Most electronics use a BNC connector on the input, so the next step is to install a BNC "T" connector (see figure) to the instrument's accelerometer input connector. Connect the accelerometer to one leg of the connector "T" and attach another cable to the other side of the "T" and connect it to the oscilloscope and voltmeter.

Typical BNC "T" connector

Typical BNC "T" connector

With the accelerometer in a static state, read the DC voltage on the DMM. Now compare this voltage with the bias voltage specified on the accelerometer data sheet. The voltage should be within the specified range. If the accelerometer is at an elevated temperature, the bias might read lower than the specified range, which is normal. The bias voltage typically should never go below 7 VDC over the accelerometer's operating temperature range. Look for an instance where the voltage is near zero or considerably higher than the specified bias level. A very high voltage could be an accelerometer problem or, in most cases, indicative of an open cable. A low bias voltage (near zero volts) is indicative of a short in the cable or within the accelerometer itself.

If any of these abnormalities are observed, check cable connections. Disconnect the cable and check it with the Ohm meter to determine if there is an open or short. It is not recommended that the Ohm meter be used on the accelerometer since this could cause damage to the internal electronics.

The oscilloscope is used to observe the accelerometer output signal. With the accelerometer installed and a vibration signal applied, observe the signal and check for any clipping and distortion. With no vibration signal present, leave the accelerometer mounted and look for 60 Hz or other types of objectionable noise. The analog scope is recommended because it is easy to change sweep times and input levels in real time. The user doesn't have to be concerned with sampling rates when using the oscilloscope.

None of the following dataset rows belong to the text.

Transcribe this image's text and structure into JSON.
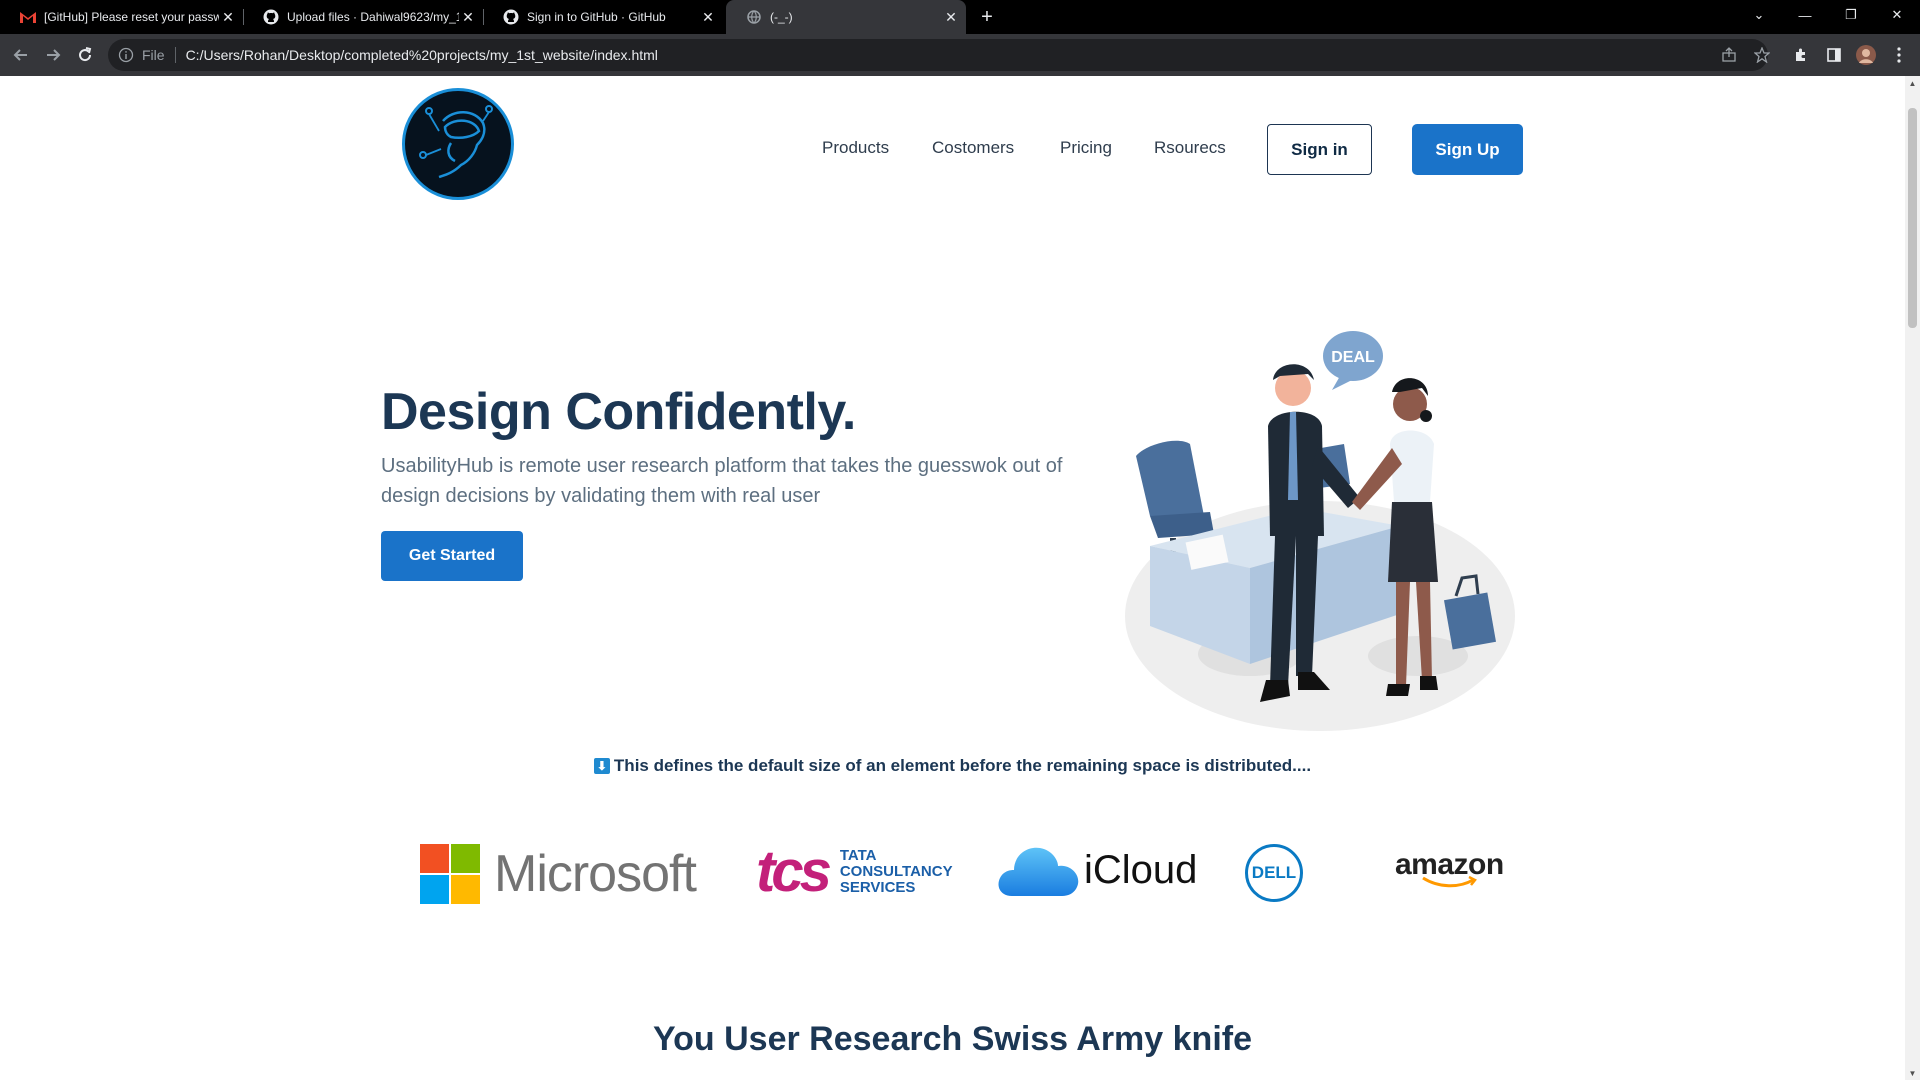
{
  "tabs": [
    {
      "title": "[GitHub] Please reset your passw",
      "icon": "gmail-icon"
    },
    {
      "title": "Upload files · Dahiwal9623/my_1",
      "icon": "github-icon"
    },
    {
      "title": "Sign in to GitHub · GitHub",
      "icon": "github-icon"
    },
    {
      "title": "(-_-)",
      "icon": "globe-icon",
      "active": true
    }
  ],
  "address_bar": {
    "scheme_label": "File",
    "url": "C:/Users/Rohan/Desktop/completed%20projects/my_1st_website/index.html"
  },
  "nav": {
    "links": [
      "Products",
      "Costomers",
      "Pricing",
      "Rsourecs"
    ],
    "sign_in": "Sign in",
    "sign_up": "Sign Up"
  },
  "hero": {
    "title": "Design Confidently.",
    "subtitle": "UsabilityHub is remote user research platform that takes the guesswok out of design decisions by validating them with real user",
    "cta": "Get Started",
    "illustration_bubble": "DEAL"
  },
  "defines_text": "This defines the default size of an element before the remaining space is distributed....",
  "brands": {
    "microsoft": "Microsoft",
    "tcs_mark": "tcs",
    "tcs_words": [
      "TATA",
      "CONSULTANCY",
      "SERVICES"
    ],
    "icloud": "iCloud",
    "dell": "DELL",
    "amazon": "amazon"
  },
  "section_title": "You User Research Swiss Army knife",
  "colors": {
    "primary": "#1a73c9",
    "heading": "#1c3754",
    "body_text": "#5d6f80",
    "chrome_bg": "#35363a"
  }
}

If the oscilloscope is AC coupled, the input capacitor will decouple the DC bias from the oscilloscope's input amplifier. Leaving the oscilloscope DC coupled will show both the AC signal and the DC bias. The DC coupled mode can also be used to measure accelerometer bias.